Make it Fun

If you have little ones with you, there’s always room for making mundane tasks into fun games, and cleaning up trash is no exception! Challenging your kids to find as much litter as possible and asking them to collect it to dispose of later is not only a fun challenge, but a great opportunity to teach them about the importance of respecting nature.

Leave What you Find

It may not seem like a big deal to bring home a few flowers from your hike or a handful of river rocks from your day on the water, but when everyone does it, a problem starts to arise. Not only is it respectful to the environment to leave things where you find them (except trash of course), but it also preserves the experience for others looking to appreciate nature. If you see something you like on your hike, snap a picture instead, then leave it be.


Be a Tree Hugger:

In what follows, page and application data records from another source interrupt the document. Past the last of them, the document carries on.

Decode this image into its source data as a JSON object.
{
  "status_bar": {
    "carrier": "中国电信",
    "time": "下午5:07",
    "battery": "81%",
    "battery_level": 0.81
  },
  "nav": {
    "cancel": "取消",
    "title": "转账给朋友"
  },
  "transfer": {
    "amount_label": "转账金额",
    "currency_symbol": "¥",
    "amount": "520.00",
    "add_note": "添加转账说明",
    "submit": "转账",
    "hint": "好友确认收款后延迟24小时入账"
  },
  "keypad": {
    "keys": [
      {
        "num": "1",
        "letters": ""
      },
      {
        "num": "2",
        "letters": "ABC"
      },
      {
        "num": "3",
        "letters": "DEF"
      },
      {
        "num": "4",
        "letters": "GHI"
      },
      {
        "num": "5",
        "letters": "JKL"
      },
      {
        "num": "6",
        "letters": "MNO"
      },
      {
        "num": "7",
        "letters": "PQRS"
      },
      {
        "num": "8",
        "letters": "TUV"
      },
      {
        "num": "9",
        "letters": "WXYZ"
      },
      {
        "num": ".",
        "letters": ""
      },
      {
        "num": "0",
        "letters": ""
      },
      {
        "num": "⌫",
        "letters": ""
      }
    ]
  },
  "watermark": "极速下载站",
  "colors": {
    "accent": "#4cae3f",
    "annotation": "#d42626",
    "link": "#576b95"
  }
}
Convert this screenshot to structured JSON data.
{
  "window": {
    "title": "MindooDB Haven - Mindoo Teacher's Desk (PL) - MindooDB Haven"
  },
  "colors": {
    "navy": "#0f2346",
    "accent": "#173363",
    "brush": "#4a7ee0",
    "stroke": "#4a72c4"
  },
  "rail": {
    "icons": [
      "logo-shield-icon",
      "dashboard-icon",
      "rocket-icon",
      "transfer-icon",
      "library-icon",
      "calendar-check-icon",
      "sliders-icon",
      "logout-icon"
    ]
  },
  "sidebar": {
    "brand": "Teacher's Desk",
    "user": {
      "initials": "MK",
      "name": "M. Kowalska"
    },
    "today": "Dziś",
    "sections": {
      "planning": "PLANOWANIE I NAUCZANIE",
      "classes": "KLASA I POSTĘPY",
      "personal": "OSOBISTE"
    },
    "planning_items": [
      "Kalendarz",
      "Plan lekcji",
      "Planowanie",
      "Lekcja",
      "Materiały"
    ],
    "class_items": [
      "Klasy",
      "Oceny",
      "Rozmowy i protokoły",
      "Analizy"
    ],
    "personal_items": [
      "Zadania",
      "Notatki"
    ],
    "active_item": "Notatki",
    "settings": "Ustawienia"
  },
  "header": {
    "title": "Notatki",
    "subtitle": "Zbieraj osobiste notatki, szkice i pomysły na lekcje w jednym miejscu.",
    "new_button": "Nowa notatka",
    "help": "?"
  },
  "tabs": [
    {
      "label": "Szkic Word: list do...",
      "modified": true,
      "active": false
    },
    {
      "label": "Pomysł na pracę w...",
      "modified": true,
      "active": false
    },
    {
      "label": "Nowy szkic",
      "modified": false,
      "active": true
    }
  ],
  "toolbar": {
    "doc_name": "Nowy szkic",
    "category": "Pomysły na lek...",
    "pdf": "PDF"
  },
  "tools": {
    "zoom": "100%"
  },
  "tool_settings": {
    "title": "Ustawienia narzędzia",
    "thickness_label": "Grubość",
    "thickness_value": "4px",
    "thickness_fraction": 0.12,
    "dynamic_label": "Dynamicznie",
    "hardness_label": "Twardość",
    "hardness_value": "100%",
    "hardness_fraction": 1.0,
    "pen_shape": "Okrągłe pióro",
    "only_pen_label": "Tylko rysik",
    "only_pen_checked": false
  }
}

Trees do so much for us and our ecosystems, so respecting them is the least we can do. When you go out on your next outdoor adventure, make sure to avoid hammering nails into trees, breaking their limbs, and especially carving things into their trunks.

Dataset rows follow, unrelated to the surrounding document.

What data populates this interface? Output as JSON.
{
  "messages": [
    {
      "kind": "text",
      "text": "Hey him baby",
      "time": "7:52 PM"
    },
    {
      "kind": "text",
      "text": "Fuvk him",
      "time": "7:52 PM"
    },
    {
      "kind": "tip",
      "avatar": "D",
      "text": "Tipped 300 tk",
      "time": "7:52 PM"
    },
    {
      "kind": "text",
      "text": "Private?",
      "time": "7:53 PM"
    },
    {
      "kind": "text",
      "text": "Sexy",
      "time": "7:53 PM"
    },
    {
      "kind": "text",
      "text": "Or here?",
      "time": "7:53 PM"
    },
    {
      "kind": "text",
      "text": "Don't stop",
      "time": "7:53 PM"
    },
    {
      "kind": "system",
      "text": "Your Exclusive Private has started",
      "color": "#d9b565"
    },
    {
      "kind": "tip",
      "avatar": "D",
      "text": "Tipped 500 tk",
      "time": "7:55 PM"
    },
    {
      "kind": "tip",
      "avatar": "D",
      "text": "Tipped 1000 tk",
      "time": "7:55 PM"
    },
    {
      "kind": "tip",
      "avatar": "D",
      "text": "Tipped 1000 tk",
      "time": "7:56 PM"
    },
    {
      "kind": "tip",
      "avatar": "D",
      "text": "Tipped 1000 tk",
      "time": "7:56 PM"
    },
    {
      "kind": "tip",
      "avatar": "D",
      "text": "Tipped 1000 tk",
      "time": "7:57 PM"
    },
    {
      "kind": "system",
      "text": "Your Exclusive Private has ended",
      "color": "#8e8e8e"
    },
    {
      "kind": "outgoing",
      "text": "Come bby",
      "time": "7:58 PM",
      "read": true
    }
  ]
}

Minimize Campfire Impacts

Sure, it’s always fun to build a big campfire and roast marshmallows and hotdogs with friends, but if not done properly and responsibly, this seemingly innocent act can cause a lot of damage to the surrounding environments. It is ALWAYS better to use a camp stove instead of a fire, because camp stoves leave no trace. If you are going to build a fire though, the best spot to build one is in an existing fire-ring at a campsite. Assuming you don’t have access to a fire-ring, here are a few reasonable precaution to take when building your campfire:

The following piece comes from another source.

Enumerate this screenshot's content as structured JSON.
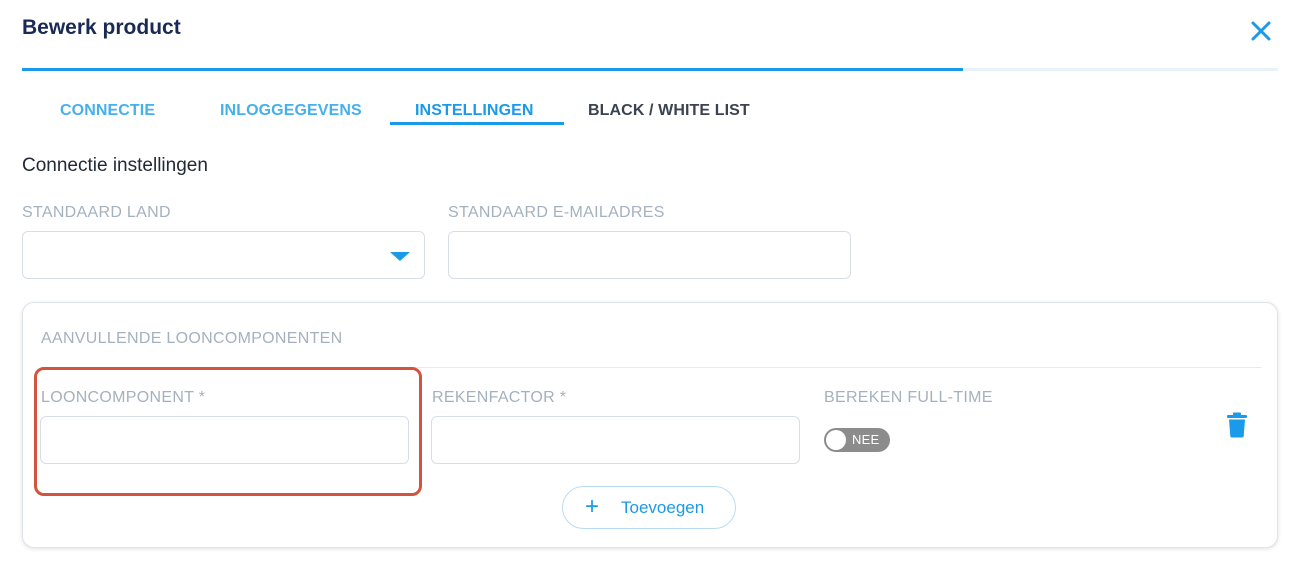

  1. Be aware of the location you choose to build your campfire, and the seasonal fire risks involved.
  2. Build your campfire out of dry, dead wood that you find on the ground instead of chopping branches off of living or fallen trees. These trees function as homes for small animals and insects.
  3. Put your campfire out properly. You can do this by burning the wood you used to white ash, grinding up the remaining coals in your hands, soaking them with water, then scattering them over a large area away from your campfire site. As always, be extra careful and make sure that there are no remaining embers after you scatter the soaked coals.

Respect Wildlife

Respecting wildlife is a key component to leaving no trace, so here are a few tips on how to interact with the animals we share environments with:

  1. Don’t yell at, chase, or harass any wildlife. This disrupts their natural behavior and routine, and is just downright rude.
  2. It’s never good to condition wild animals to think that humans are a food source, so refrain from giving them your leftovers or some treats from your snack bag. This often leads to either the animal or other people being harmed due to false trust and misleading signals.
  3. Be respectful and understanding of the fact that animals don’t like quick movements and loud noises, so be mindful when in their habitats (if you are in bear country however, a bit of noise is good to help warn the bear of your presence and avoid startling him or her).
  4. If you are camping, pitch your tent at least 200 feet away from the closest water source. This allows the local wildlife to get water without the fear of humans being in their path.

Mother deer and fawn standing in green grass

Be Considerate of Others

When you hit the trail, don’t forget to keep the other nature lovers in mind. That means conducting yourself in a respectful and appropriate way, and teaching anyone under your care how to do the same. Most people don’t want to immerse themselves in the peacefulness of the outdoors, only to be met with the sound of screaming children, or an unruly off-leash dog. Understanding that you aren’t the only one out there is both beneficial to others and the environment you are in.

Now that you know the 7 basics for leaving no trace and respecting the place we are lucky enough to call home, it’s time to spread the word and help others understand how their actions impact the ecosystem.